But Ferguson’s mood changed quickly. “What makes history so hard to predict,” he wrote in early March, “is that most disasters come out of left field.” Left or right, this is the question; but the historian reaffirms his license to predict: “The language people speak in the corridors of power… is not economics or politics. It is history.” Thus, Ferguson predicted that Mariupol would fall in a few days; Biden’s administration would not support Ukraine; and since most Russian leaders died of natural causes, so would Putin. We know that at least some of his predictions did not come true.
The rule of nemesis
In June 2022, John Mearsheimer stated that the reason for Putin’s war was the threat of NATO: if Ukraine joined, Russia would suffer “existentially,” and this justified Russia’s aggression. These claims of the apologist of political realism have been refuted by real politics in a month. Finland and Sweden have joined NATO because of Putin’s war. With their accession, NATO is much closer to Russia’s vital centers than it would have been if Ukraine ever succeeded with its application to join NATO. This chain of events is a great example of political nemesis: Putin was so afraid of NATO that he brought it right to the gates of his hometown of St. Petersburg. Moreover, exhausted by his war in Ukraine, Putin accepted NATO expansion with no fuss.
The same tale of nemesis unfolded with the gas pipelines. Putin wanted his gas to bypass Ukraine so much that he built two hugely expensive pipelines under the Baltic Sea. One of them was completed but did not start working because of the war, and another is barely functioning. In the meantime, Russian gas keeps flowing through Ukraine.
Whatever these false prophets told us, Ukrainians have been valiant on the battlefield and artful in diplomacy. Blending his political and theatrical skills, President Zelensky has produced a daily show in his capital, where he was able to grant popularity to some Western leaders or refuse hospitality to others. From a nonplace that required the article “the” as if it had no proper name, Ukraine has turned into the political center of the world.
The future is like Rorschach inkblots: people respond to uncertainty by projecting their desires. Neither pundits nor prophets know the future; but those who predict it, reveal themselves. There is no worse mistake for pundits than making the wrong predictions during a war. We learn their desires, and they are laughable.

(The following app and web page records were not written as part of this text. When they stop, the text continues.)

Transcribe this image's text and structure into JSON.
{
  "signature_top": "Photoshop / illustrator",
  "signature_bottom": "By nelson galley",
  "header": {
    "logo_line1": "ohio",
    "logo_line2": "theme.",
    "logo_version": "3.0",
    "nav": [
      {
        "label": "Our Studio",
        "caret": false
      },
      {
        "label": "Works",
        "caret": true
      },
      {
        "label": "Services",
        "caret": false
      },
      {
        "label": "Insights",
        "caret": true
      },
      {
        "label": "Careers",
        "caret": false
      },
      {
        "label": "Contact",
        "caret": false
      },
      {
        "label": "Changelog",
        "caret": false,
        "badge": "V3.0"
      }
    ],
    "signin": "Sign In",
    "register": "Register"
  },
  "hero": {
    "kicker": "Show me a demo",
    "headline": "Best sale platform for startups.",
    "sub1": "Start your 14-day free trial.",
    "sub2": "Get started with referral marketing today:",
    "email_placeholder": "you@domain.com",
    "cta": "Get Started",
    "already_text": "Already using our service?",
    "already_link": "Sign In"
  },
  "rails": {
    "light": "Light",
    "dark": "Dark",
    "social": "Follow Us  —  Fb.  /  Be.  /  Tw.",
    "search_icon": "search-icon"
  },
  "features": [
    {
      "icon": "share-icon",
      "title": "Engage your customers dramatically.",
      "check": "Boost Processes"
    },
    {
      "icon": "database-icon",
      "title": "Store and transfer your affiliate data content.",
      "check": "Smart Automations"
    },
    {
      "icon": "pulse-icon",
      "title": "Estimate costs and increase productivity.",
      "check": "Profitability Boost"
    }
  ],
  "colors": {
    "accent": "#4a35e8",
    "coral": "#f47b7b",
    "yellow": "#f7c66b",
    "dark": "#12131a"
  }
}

The views expressed in opinion pieces do not necessarily reflect the position of The Moscow Times.